God Is Light, And In Him Is No Darkness (1 John 1:5)
Today is the 5th Day of Christmas, we're almost at the mid-point of the Twelve Days (although not, strictly speaking, of the Christmas Season). Our Sunday Visitor has published a pamphlet which I ran across at our cathedral that offers suggestions on how to keep the Twelve Days. The writers of the pamphlet recommend the following for the 6th Day, but since tomorrow is the Feast of the Holy Family this year, I propose moving it to today, the 5th. They suggest lighting all the candles on your Advent Wreath and praying the antiphon from December 21st:
O Radiant Dawn, splendor of Eternal Light,
Sun of Justice;
Come, shine on those who dwell in darkness
And the shadow of death.
|The Advent Wreath has become a Christmas Wreath - Fiat Lux!|
Now, in our home we replace the pink and purple advent candles with red ones on Christmas Day, so the candles are already in place. As for the prayer, I would prefer not to use one of the “O Antiphons”, since they are so closely connected to Advent. I understand why they make the suggestion, however, because at this point in the Christmas season it is appropriate to start extending our joy at the coming of Jesus to contemplation of Who and What He is. The identification of the Messiah with Light is deeply embedded in the Tradition, as in the well-known passage from Isaiah that also figures prominently in our observance of Advent:
The people who walked in darkness have seen a great light; those who dwelt in a land of deep darkness, on them has light shined. (Isaiah 9:2)
We also see it in the opening of John’s Gospel, as a part of what is perhaps the most important New Testament passage for understanding Jesus Christ:
In the beginning was the Word, and the Word was with God, and the Word was God. He was in the beginning with God; all things were made through him, and without him was not anything made that was made. In him was life, and the life was the light of men. The light shines in the darkness, and the darkness has not overcome it. (John 1:1-5)
Light has also been a big part of our liturgical practices, as anyone who has attended the Easter Vigil can attest, and this also goes back to the beginning: from the earliest days of the Church, the priest has traditionally celebrated Mass ad orientem, “toward the rising (Sun)” (which, sadly, is most often no longer done in the Ordinary Form of the Mass; please feel free to see my recent post on this topic, "Darmok and Jalod Ad Orientem"). Not coincidentally, in the antiphon quoted above, the English words “O Radiant Dawn” are a translation of the Latin O Oriens.

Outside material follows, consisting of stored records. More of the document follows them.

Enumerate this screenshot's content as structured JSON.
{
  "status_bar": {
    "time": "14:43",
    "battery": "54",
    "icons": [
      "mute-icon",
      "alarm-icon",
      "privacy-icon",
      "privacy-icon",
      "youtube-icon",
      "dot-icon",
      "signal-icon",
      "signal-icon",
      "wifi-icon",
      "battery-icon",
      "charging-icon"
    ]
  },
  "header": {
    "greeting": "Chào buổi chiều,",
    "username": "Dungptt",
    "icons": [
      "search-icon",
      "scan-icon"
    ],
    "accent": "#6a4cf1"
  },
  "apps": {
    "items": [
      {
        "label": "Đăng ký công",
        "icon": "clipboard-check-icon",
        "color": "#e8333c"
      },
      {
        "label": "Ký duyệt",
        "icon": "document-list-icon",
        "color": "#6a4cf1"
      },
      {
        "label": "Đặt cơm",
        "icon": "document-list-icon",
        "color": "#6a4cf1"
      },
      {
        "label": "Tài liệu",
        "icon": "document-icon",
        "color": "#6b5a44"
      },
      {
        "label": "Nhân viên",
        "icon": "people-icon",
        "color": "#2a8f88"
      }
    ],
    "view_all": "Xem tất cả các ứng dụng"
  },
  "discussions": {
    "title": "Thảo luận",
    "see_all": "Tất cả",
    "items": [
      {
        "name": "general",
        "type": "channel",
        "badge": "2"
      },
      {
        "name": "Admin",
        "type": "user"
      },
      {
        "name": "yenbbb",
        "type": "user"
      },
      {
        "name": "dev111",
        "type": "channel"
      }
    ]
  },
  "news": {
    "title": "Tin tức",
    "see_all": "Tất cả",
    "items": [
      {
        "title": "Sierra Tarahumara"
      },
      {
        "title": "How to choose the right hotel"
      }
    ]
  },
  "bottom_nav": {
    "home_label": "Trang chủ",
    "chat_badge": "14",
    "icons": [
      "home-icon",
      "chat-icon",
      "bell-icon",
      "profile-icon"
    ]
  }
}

You may notice our texts and tradition spend more time and effort telling us that Christ is Light than in explaining how and why. There are certainly connections that spring to mid immediately: darkness is emptiness, sin, despair, death; light is abundance, purity, love, life. But these only scratch the surface, and we often come to a true understanding of something, by working with it, and by wrestling with it in our minds. I propose that we observe this 5th Day of Christmas by praying over the passages of Scripture above (and others like them), by lighting up our Christmas candles, and by thinking about the ways in which Christ is light. We could think about what that means for us and for our lives, and how we make that a reality for others.
(See also: "5th Day of Christmas - Yes, It's Still Christmas! (Angels We Have Heard On High)" on Nisi Dominus)
The Twelve Days of Christmas 2016
May God bless you on the Feast of the Nativity of the Lord: “Merry Christmas! Of The Father’s Love Begotten” (Principium et Finis)
Christus Natus Est, Alleluiah! “Merry Christmas! The First Noel” (Nisi Dominus)
Following in the Master’s footsteps - “2nd Day of Christmas: St. Stephen & Good King Wenceslas” (Nisi Dominus)
Standing at the foot of the Cross: “3rd Day of Christmas: St. John the Apostle“ (Principium et Finis)
The Christmas Season is still young! “3rd Day of Christmas: Joy To The World!”
The Death of the Holy Innocents, and the death of Holy Innocence: “4th Day of Christmas: Holy Innocents” (Principium et Finis)